Review: Death in Paris by Emilia Bernhard
By Janet WebbOctober 12, 2018
Death in Paris by Emilia Bernhard is a charming series debut featuring two American sleuths in modern day Paris.
Armchair travelers will revel in Emilia Bernhard’s debut mystery Death in Paris, the first in her new series. Rachel Levis is an American: she came to Paris as a student when she was in her early twenties and decades later she’s still there. The ambiance is believable, grounding the story in reality. A middle-aged couple shares a breakfast of croissants and talks over the news: “Edgar Bowen died in his soup,” says Rachel. Her husband Alan corrects her, “His sleep, you mean.”
“No, his soup. It says here in the nécrologie.” Rachel rattled the pages of Le Monde at him across the table, then read aloud, “‘Monsieur Bowen died, dining alone at home yesterday, after falling facedown into his soup.’”
Alan points out that the two of them only care because “he’s also an expat” who “had died in a laugh-worthy way!”
Rachel returned to the paper, hoping her face expressed disdainful hauteur. She would tell Magda when they met later. Her best friend would grasp the significance of the news.
Unlike Alan, Magda knows that Edgar Bowen was Rachel’s “first grown-up relationship,” and that they were together for two years. Magda remembers him fondly: “‘He was kind; he was thoughtful. I remember him as gracious.’” The friends decide to attend Alan’s funeral. One of the pleasures of Death in Paris is its reverence for classic mystery tropes, like a gathering of friends, families, and foes at a funeral. While there, Rachel overhears someone talking about Edgar’s death.
“I was told he was found facedown in the bowl.” She shook her head. “His hand was only a centimeter or two from knocking over a bottle of good rosé.
Rachel gasped involuntarily, then looked studiedly away, hoping the women hadn’t noticed.
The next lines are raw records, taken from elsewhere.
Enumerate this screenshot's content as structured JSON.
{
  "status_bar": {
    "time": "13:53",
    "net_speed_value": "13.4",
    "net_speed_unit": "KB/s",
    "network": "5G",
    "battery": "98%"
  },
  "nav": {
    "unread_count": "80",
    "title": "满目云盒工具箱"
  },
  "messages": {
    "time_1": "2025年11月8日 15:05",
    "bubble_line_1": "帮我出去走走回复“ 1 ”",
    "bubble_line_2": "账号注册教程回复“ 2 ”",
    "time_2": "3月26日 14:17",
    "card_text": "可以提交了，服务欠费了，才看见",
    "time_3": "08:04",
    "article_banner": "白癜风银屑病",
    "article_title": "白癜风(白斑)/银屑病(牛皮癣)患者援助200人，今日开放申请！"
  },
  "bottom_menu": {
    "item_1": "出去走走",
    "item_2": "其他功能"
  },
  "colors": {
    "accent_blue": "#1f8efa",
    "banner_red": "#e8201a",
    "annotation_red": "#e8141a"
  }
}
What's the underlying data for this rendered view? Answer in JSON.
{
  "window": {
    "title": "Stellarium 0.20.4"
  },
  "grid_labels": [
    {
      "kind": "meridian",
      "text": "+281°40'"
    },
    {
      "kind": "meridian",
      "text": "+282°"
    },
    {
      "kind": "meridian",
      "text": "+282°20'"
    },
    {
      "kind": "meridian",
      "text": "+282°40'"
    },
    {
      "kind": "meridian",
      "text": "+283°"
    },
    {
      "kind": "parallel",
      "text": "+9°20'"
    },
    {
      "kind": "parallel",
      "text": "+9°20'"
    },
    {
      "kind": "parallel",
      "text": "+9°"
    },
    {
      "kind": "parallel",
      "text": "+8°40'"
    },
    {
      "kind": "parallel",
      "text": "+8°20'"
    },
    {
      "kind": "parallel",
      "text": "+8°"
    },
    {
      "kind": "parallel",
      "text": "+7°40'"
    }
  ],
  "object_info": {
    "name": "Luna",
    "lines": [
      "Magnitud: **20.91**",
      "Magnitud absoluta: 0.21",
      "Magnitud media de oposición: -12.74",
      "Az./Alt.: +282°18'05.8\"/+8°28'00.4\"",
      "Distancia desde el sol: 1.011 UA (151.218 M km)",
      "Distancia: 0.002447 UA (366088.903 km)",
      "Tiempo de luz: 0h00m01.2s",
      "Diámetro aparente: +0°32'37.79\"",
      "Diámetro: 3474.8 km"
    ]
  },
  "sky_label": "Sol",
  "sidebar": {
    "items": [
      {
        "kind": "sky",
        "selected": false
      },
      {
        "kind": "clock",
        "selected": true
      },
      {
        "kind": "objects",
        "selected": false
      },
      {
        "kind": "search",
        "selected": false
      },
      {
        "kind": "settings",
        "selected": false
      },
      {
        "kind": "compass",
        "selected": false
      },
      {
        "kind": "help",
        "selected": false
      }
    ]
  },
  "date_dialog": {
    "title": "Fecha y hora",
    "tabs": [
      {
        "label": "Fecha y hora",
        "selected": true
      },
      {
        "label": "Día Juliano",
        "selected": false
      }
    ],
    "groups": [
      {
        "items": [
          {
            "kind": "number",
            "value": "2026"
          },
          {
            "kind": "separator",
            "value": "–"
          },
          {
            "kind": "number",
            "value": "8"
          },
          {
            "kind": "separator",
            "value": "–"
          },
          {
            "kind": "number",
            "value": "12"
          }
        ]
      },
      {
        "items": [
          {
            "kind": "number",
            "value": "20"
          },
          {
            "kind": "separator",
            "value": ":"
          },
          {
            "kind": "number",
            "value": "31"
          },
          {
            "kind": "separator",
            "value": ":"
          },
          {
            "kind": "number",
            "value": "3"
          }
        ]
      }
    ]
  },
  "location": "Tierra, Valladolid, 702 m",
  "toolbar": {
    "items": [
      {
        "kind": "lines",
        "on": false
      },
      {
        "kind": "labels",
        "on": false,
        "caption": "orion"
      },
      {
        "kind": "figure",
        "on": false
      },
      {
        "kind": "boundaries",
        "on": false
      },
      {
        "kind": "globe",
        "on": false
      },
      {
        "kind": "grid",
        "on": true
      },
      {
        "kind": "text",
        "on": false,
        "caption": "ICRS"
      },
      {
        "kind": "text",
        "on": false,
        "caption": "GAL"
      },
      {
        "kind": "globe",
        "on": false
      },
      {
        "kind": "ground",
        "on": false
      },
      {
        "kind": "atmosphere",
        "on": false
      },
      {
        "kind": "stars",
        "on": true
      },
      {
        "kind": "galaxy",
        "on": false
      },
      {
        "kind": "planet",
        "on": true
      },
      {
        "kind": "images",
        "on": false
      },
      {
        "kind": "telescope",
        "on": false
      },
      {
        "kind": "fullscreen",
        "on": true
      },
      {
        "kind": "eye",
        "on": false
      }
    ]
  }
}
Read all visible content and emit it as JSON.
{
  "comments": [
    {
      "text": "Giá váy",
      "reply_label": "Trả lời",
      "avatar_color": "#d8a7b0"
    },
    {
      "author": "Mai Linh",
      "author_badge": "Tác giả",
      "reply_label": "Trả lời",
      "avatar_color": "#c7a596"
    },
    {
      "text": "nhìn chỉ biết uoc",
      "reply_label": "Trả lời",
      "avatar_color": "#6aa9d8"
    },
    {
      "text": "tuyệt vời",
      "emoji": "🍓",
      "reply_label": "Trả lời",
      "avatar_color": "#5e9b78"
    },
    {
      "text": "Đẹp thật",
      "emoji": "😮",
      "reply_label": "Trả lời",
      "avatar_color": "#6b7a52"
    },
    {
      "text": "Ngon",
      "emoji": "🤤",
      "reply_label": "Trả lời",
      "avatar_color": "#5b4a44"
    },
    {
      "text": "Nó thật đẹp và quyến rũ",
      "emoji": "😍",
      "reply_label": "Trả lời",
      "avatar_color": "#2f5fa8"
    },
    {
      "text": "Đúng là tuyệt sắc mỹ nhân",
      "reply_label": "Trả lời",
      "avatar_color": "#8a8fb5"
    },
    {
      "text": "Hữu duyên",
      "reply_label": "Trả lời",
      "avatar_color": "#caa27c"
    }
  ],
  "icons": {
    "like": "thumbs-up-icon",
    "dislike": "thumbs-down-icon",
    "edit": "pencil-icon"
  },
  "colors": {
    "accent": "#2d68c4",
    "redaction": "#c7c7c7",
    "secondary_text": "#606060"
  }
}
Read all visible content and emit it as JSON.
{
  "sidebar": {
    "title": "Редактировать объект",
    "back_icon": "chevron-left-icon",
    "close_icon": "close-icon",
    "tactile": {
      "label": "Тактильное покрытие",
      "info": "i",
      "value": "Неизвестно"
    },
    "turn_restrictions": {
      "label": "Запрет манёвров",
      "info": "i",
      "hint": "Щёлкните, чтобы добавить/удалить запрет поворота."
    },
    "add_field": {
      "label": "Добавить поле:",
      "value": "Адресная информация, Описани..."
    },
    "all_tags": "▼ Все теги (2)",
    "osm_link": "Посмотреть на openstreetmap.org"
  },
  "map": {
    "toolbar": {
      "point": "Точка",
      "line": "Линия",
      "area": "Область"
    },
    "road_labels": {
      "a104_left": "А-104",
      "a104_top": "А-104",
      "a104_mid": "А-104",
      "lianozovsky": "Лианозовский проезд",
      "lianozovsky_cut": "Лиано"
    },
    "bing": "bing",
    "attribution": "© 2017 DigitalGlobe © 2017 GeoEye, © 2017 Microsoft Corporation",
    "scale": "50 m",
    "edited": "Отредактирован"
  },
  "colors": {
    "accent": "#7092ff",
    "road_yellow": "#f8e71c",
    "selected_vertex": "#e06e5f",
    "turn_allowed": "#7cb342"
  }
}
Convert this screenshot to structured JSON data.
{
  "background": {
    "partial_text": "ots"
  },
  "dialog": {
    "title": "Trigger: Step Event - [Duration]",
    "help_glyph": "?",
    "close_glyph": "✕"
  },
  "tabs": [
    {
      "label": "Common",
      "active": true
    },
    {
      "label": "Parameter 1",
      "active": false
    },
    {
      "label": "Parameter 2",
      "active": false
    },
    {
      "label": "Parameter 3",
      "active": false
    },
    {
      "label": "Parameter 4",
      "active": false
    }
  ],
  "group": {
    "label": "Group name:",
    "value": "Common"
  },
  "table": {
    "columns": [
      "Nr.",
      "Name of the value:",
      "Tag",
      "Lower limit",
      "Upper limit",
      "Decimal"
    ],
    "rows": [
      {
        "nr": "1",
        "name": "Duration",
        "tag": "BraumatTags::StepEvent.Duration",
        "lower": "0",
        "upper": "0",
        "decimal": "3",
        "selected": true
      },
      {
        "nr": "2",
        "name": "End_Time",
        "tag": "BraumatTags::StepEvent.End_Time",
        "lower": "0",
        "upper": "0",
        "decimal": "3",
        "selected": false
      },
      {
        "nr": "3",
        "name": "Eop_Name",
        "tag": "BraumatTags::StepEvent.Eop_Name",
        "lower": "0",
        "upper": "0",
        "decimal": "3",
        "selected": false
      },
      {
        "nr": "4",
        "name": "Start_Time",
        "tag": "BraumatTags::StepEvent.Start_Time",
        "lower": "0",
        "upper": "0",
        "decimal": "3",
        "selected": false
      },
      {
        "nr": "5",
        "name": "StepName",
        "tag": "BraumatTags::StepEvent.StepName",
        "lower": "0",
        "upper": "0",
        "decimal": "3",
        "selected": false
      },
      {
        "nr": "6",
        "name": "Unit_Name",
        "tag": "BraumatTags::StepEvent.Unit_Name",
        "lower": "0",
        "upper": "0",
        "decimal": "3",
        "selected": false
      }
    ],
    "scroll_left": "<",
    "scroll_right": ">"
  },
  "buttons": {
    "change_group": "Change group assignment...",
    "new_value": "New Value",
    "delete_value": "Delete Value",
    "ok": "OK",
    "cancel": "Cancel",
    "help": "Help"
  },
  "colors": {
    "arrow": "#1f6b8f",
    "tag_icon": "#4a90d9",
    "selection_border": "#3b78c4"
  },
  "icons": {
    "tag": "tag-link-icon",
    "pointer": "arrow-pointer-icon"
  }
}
Why would something as innocuous as a bottle of rosé wine at Edgar’s last dinner make Rachel think that her old friend’s death might not have been natural? Rachel knows that Edgar “didn’t just have a mild dislike of it; he had a real, determined antipathy.” A reader might think a person’s tastes in wine could change over the years, but Rachel is dogged in her suspicion.
After a funeral comes another set piece: the reading of the will. Rachel receives a call from the law office of Cabinet Martin Frères; they tell her “Monsieur Bowen has made you a bequest in his will, and we are calling to ask if you would be able to attend the reading of that will at his apartment on Monday.” Try and keep Rachel away! She had never been to a will reading—she had “always imagined that they would be a cross between mystery clichés and the scene in Middlemarch where Mr. Featherstone’s will is read.” Rachel is asked to catalog Bowen’s extensive library so that his main beneficiary, his son David, can “decide its fate.” She is to receive the book of her choice for undertaking this task. During the reading Rachel carefully monitors everyone’s reaction to their bequests—the former wife, the son, the current girlfriend, the young assistant—and what she sees confirms her belief that Bowen’s death was no accident.
Rachel decides it’s time to confer with Magda. The budding sleuths meet in restaurants, bars, and shopping galleries; Bernhard brings them all to life. Google their favorite establishment, Bistrot Vivienne, and there it is, complete with a four-star rating. Their dogged pursuit of the truth is fueled by coffee, tea, hot chocolate, and pastries, as they try not to freeze in the chilly month of January.
Bernhard’s homages to other authors are woven through the story. The literary references increase the pleasure of watching the partners doggedly pursue their theories, no matter how unlikely. Magda quotes Sherlock Holmes.
‘“When you have eliminated the impossible,’” Magda said in the voice she used for quotations, ‘“whatever remains, however improbable, must be the truth.’”
“But we haven’t eliminated the impossible,” Rachel pointed out, thinking that in any case Sherlock Holmes’s assertion was ridiculous. Many improbable solutions were unlikely to be true.
The death count mounts and Rachel and Magda’s amateur inquiries turn deadly serious. Watching them unravel minuscule clues is a testament to their doggedness, observation, and determination. Perhaps Magda isn’t too off-base when she says they could be “’like Holmes and Watson, or Commissario Brunetti and Vianello, or—or those other two—’” “’Nick and Nora Charles.’” Death in Paris is a classic mystery, set in a fascinating city: readers will look forward to Bernhard’s next Parisian-set story.